As we swatted flies and stepped over the excrement, we were struck by the notion that this hiker’s paradise should not be a taxpayer-subsidized feedlot. We understood that grazing allotments were grandfathered into many wilderness bills – obviously including the Emigrant Wilderness – when they were designated as such. We know that policy change is slower than molasses, especially when ranching culture and environmental issues are being discussed. But we could not understand how the U.S. Forest Service and California’s blue congressional delegation could let such taxpayer-subsidized harm continue to degrade one of our most preciously beautiful places, especially when species and habitat loss are also at stake.

Holding our noses from the stench of urine and feces, we asked ourselves, “Why is this occurring in our diminishing wilderness, some of the best fish and wildlife habitat left in the Sierra?”

According to the National Public Lands Grazing Campaign, grazing programs operated by the U.S. Forest Service and the Bureau of Land Management receive an annual taxpayer subsidy of almost $445 million to facilitate a program that doesn’t benefit the public, wildlife or the land. This defacement of our national treasures is occurring just so a few ranchers can cash in their welfare checks.

Private, unirrigated rangeland in the West rents for an average of $11.90 per cow and calf, while monthly grazing fees on federal lands are currently a paltry $1.35. Despite the extreme damage done, western federal rangelands account for less than 3 percent of all forage fed to livestock in the United States. If all livestock were removed from public lands in the West, beef prices would be unaffected.

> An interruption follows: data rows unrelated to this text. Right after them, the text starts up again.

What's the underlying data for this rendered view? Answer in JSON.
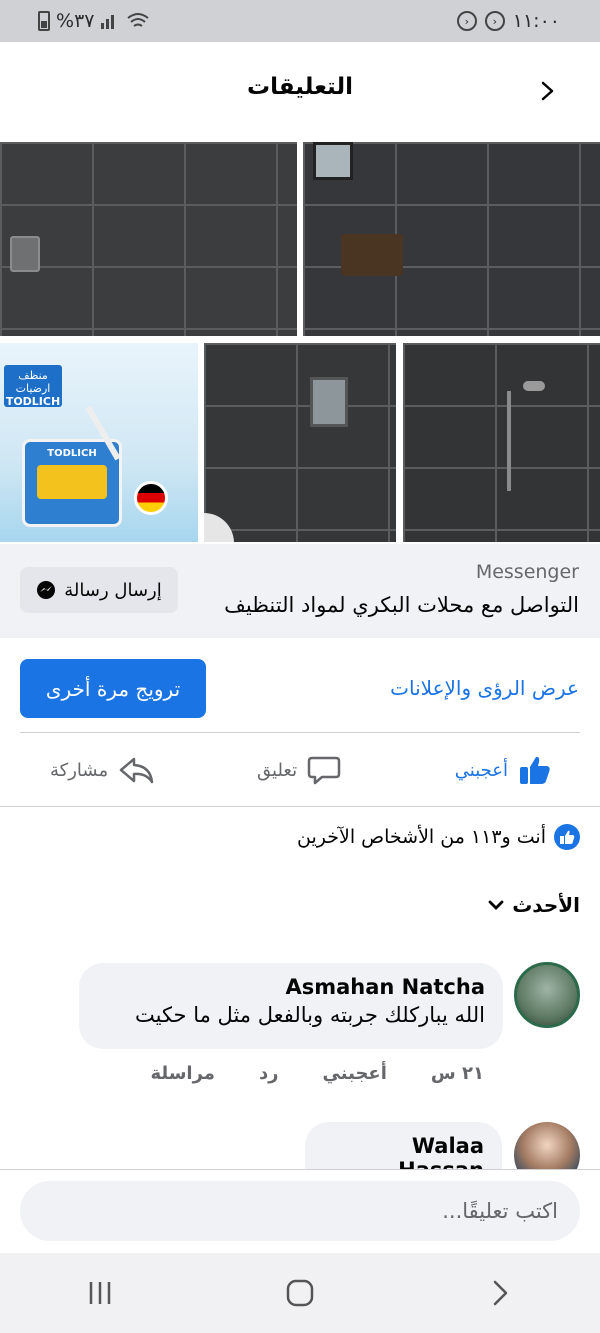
{
  "status_bar": {
    "battery": "%٣٧",
    "time": "١١:٠٠"
  },
  "header": {
    "title": "التعليقات"
  },
  "photos": {
    "product_brand_label": "منظف ارضيات",
    "product_brand": "TODLICH",
    "product_jug_label": "TODLICH"
  },
  "messenger": {
    "label": "Messenger",
    "text": "التواصل مع محلات البكري لمواد التنظيف",
    "button_label": "إرسال رسالة"
  },
  "promo": {
    "boost_label": "ترويج مرة أخرى",
    "insights_label": "عرض الرؤى والإعلانات"
  },
  "actions": {
    "like": "أعجبني",
    "comment": "تعليق",
    "share": "مشاركة"
  },
  "reactions": {
    "text": "أنت و١١٣ من الأشخاص الآخرين"
  },
  "sort": {
    "label": "الأحدث"
  },
  "comments": [
    {
      "name": "Asmahan Natcha",
      "text": "الله يباركلك جربته وبالفعل مثل ما حكيت",
      "time": "٢١ س",
      "like": "أعجبني",
      "reply": "رد",
      "message": "مراسلة"
    },
    {
      "name": "Walaa Hassan"
    }
  ],
  "composer": {
    "placeholder": "اكتب تعليقًا..."
  },
  "colors": {
    "accent": "#1b74e4",
    "surface": "#f0f2f5",
    "muted_text": "#65676b"
  }
}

Cattle destroy native vegetation, damage soils and stream banks, and contaminate waterways with fecal waste. After decades of livestock grazing, once-lush streams and riparian forests have been reduced to flat, dry wastelands; once-rich topsoil has been turned to dust, causing soil erosion, stream sedimentation and wholesale elimination of some aquatic habitats. The now cow-trodden ecosystem has been robbed of its natural function, as is painfully evident on the landscape…(CONTINUED)